Lift every line from the entries that includes the word "subtitle".

Start of DATA

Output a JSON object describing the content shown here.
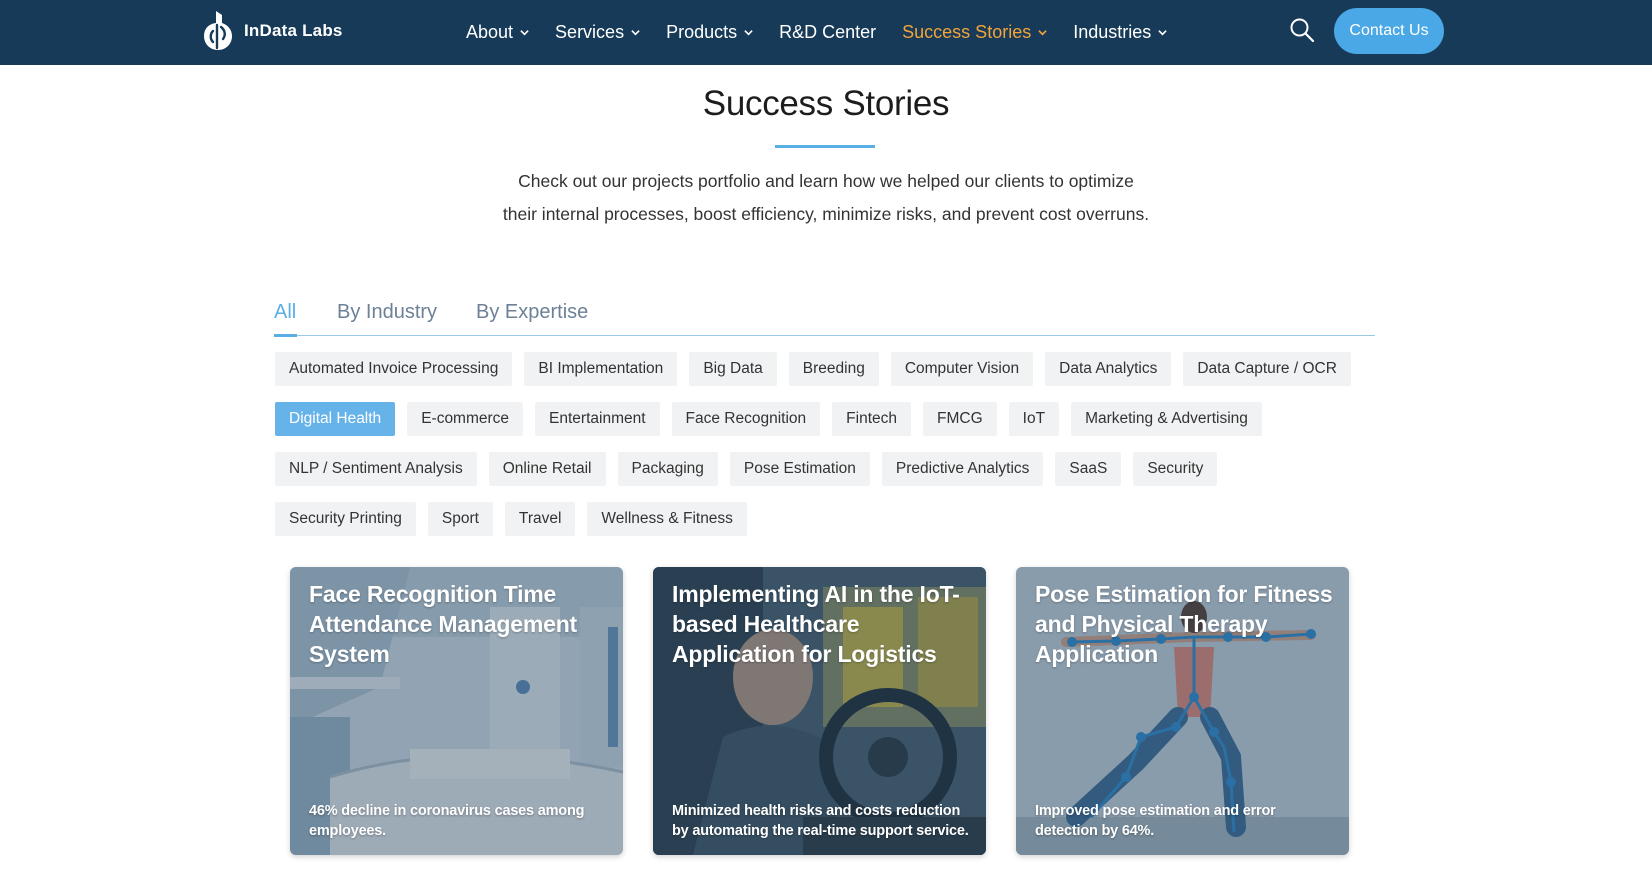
{
  "header": {
    "logo_text": "InData Labs",
    "nav": [
      {
        "label": "About",
        "has_dropdown": true
      },
      {
        "label": "Services",
        "has_dropdown": true
      },
      {
        "label": "Products",
        "has_dropdown": true
      },
      {
        "label": "R&D Center",
        "has_dropdown": false
      },
      {
        "label": "Success Stories",
        "has_dropdown": true,
        "active": true
      },
      {
        "label": "Industries",
        "has_dropdown": true
      }
    ],
    "search_icon": "search-icon",
    "contact_label": "Contact Us"
  },
  "hero": {
    "title": "Success Stories",
    "intro_line1": "Check out our projects portfolio and learn how we helped our clients to optimize",
    "intro_line2": "their internal processes, boost efficiency, minimize risks, and prevent cost overruns."
  },
  "tabs": [
    {
      "label": "All",
      "active": true
    },
    {
      "label": "By Industry",
      "active": false
    },
    {
      "label": "By Expertise",
      "active": false
    }
  ],
  "tags": [
    {
      "label": "Automated Invoice Processing"
    },
    {
      "label": "BI Implementation"
    },
    {
      "label": "Big Data"
    },
    {
      "label": "Breeding"
    },
    {
      "label": "Computer Vision"
    },
    {
      "label": "Data Analytics"
    },
    {
      "label": "Data Capture / OCR"
    },
    {
      "label": "Digital Health",
      "active": true
    },
    {
      "label": "E-commerce"
    },
    {
      "label": "Entertainment"
    },
    {
      "label": "Face Recognition"
    },
    {
      "label": "Fintech"
    },
    {
      "label": "FMCG"
    },
    {
      "label": "IoT"
    },
    {
      "label": "Marketing & Advertising"
    },
    {
      "label": "NLP / Sentiment Analysis"
    },
    {
      "label": "Online Retail"
    },
    {
      "label": "Packaging"
    },
    {
      "label": "Pose Estimation"
    },
    {
      "label": "Predictive Analytics"
    },
    {
      "label": "SaaS"
    },
    {
      "label": "Security"
    },
    {
      "label": "Security Printing"
    },
    {
      "label": "Sport"
    },
    {
      "label": "Travel"
    },
    {
      "label": "Wellness & Fitness"
    }
  ],
  "cards": [
    {
      "title": "Face Recognition Time Attendance Management System",
      "subtitle": "46% decline in coronavirus cases among employees."
    },
    {
      "title": "Implementing AI in the IoT-based Healthcare Application for Logistics",
      "subtitle": "Minimized health risks and costs reduction by automating the real-time support service."
    },
    {
      "title": "Pose Estimation for Fitness and Physical Therapy Application",
      "subtitle": "Improved pose estimation and error detection by 64%."
    }
  ],
  "colors": {
    "header_bg": "#163a57",
    "accent": "#5aaee6",
    "nav_active": "#f3a43a",
    "contact_button": "#4aa8e6"
  }
}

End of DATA

| WRITTEN SOLUTION |
      "subtitle": "46% decline in coronavirus cases among employees."
      "subtitle": "Minimized health risks and costs reduction by automating the real-time support service."
      "subtitle": "Improved pose estimation and error detection by 64%."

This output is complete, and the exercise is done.